Cesar Sayoc was arrested by federal authorities in Florida on Friday morning and charged with crimes related to sending 13 apparently homemade pipe bombs to high-profile Democrats. None of them detonated, but the FBI says the bombs indeed contained explosive material. Sayoc may well have meant to kill George Soros, Hillary Clinton, Barack Obama, Cory Booker, and others.
Sayoc does not appear to be severely mentally ill, like other perpetrators of high-profile crimes in our country in recent years, but he is a kooky and fringe character. He sports a long and bizarre arrest record, one of the reasons authorities were able to identify him so quickly as the alleged perpetrator. He had previously been arrested on a separate charge of threatening to bomb a utility company and appears to have been a petty dealer of illegal supplements. A 2012 bankruptcy report showed him living with his mother.
Sayoc was a registered Republican and, the evidence suggests, an obsessive Trump supporter. A van believed to be his is emblazoned with Trump stickers, his social-media feeds contain attacks on the Democratic party often shared from fringe websites, and he apparently attended a Trump rally in Florida months ago.
Of course, even before Sayoc was identified, the media and the Left were blaming President Trump for the bombs. We’ve said it many times before, but it has to be said again: Harsh, overheated rhetoric is endemic to our political system, and it should not be confused with incitement to violence. When James Hodgkinson, a registered Democrat who campaigned for Bernie Sanders in the 2016 election, attempted to assassinate a group of Republican congressmen at a baseball practice last June, we did not blame Sanders or Hodgkinson’s party. Instead, we wrote, “The person singly responsible for Wednesday’s horrors is the man who pulled the trigger.” Here, too, the responsibility for Sayoc’s bombing campaign rests with him alone.
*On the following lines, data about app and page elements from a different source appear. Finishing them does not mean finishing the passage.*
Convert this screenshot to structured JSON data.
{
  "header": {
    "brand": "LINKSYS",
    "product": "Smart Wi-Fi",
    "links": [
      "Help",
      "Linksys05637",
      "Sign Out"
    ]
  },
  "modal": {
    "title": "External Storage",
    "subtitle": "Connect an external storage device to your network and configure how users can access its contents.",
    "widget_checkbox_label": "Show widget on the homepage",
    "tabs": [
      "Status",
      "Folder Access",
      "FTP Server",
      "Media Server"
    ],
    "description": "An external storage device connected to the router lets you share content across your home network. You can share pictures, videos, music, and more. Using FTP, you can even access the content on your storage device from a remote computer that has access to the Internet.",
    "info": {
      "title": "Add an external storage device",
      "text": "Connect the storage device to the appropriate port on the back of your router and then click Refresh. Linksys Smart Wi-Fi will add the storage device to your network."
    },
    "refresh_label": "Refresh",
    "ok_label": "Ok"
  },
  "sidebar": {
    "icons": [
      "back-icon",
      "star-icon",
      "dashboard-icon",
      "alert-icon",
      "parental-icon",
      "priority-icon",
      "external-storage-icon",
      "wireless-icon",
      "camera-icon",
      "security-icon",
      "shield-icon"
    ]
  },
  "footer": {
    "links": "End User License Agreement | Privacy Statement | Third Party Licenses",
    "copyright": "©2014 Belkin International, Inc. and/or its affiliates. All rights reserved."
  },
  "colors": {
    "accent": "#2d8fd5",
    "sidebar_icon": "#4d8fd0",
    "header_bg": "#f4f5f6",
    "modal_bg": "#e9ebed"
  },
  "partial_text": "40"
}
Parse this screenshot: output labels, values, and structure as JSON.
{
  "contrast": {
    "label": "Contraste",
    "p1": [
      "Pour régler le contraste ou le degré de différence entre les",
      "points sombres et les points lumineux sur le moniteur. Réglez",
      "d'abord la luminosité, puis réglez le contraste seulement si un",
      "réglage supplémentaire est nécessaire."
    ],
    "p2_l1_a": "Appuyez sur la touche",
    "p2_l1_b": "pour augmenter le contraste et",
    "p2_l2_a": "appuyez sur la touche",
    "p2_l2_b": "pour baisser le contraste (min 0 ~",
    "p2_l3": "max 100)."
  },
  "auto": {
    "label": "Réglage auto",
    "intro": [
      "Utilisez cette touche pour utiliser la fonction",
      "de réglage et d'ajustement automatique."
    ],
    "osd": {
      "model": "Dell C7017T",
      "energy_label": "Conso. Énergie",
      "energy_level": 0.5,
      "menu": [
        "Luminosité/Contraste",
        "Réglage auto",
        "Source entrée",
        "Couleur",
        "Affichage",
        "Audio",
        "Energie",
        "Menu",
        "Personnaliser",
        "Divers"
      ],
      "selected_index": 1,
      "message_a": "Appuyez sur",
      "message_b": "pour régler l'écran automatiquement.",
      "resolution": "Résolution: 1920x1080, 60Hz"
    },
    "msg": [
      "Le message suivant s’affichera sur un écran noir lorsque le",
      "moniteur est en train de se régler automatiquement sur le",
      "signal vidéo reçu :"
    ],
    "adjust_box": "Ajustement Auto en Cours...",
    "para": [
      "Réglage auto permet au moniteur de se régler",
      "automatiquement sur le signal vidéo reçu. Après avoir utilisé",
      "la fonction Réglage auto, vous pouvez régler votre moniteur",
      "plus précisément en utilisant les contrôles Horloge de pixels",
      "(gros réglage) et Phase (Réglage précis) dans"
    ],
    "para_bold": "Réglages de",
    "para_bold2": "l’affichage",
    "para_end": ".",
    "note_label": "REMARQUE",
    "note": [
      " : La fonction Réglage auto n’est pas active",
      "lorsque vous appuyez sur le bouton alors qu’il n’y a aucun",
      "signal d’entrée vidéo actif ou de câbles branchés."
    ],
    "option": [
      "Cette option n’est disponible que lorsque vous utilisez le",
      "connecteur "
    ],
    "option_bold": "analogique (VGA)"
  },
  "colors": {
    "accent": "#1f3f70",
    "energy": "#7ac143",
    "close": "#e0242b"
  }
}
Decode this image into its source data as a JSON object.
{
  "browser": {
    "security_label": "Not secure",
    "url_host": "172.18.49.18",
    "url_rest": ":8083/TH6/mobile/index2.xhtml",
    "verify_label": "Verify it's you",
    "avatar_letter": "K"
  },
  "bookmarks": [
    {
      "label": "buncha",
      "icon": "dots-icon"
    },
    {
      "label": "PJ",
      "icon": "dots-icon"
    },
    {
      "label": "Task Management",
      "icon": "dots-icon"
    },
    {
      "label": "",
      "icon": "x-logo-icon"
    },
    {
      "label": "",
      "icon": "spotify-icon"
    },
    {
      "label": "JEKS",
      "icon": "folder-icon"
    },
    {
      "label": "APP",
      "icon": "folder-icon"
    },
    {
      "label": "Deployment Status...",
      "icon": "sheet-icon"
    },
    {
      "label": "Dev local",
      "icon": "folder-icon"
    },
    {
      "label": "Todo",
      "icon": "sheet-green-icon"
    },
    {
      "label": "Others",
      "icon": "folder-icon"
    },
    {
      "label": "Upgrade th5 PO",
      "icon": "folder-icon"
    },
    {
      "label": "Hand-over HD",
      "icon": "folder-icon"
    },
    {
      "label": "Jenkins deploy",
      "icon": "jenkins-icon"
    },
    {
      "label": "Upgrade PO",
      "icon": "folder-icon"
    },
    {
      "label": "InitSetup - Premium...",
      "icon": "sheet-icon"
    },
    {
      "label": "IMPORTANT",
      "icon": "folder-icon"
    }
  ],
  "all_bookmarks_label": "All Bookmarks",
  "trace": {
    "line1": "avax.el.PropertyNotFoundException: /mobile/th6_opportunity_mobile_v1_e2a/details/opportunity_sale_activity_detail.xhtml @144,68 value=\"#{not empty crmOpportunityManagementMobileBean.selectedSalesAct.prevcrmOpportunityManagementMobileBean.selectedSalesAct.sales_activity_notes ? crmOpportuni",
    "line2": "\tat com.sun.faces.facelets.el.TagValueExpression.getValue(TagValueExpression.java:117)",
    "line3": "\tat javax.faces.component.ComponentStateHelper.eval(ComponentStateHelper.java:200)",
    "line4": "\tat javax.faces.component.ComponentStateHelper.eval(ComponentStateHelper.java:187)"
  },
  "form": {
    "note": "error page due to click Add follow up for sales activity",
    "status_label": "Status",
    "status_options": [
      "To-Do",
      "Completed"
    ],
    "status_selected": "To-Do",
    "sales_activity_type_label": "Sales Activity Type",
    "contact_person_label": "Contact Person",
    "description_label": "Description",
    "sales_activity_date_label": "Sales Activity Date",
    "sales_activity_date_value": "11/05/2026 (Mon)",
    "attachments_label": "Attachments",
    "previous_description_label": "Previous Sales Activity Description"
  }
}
The double standard in these cases is flagrant. Even though Republican majority whip Steve Scalise was nearly killed in the Hodgkinson attack and more than a dozen of his colleagues could have been killed but for security neutralizing Hodgkinson, the event was quickly memory-holed and the media didn’t resound with calls for Bernie Sanders, or, say, Rachel Maddow, to tone it down.
Not that these incidents bring out the best in either side. Some of our friends on the right rushed to deem the sending of the pipe bombs a hoax, with no evidence but an abundance of paranoia.
What can we ask of our politicians? First and foremost, that they condemn all forms of violence and intimidation, running from the dastardly crime of the last few days, to the street-fighting of antifa and the Proud Boys, to the hounding of high-profile political figures in public spaces. With some prominent exceptions, almost no elected officials openly endorse this behavior. No matter how intense our political debates, Republicans and Democrats are still far from sanctioning violence against one another.
As for rhetoric, we make wide latitude for stinging insults and hyperbolic rhetoric, which go back at least to the 1790s in this country. But it’d be better if everyone felt some responsibility to edify rather than degrade our discourse. This, of course, applies to Donald Trump. Contrary to his critics, chants of “Lock her up” and “CNN sucks” aren’t calls to violence. No rational person would hear even his most incendiary line — the media are “enemies of the people” — as permission to mail a dozen pipe bombs all over the country. But Trump is president, which should imply an obligation to honor guardrails about what he says about his fellow citizens. He should never, to take an example from a recent rally, talk lightly of a Republican congressman’s body-slamming a reporter.
We are very glad that no one was hurt by the pipe bombs, and that Sayoc was apprehended quickly. These are things everyone is grateful for, because, even if we seem to forget it at times, we are all still Americans.
Editor’s Note: This editorial has been emended since its original publication.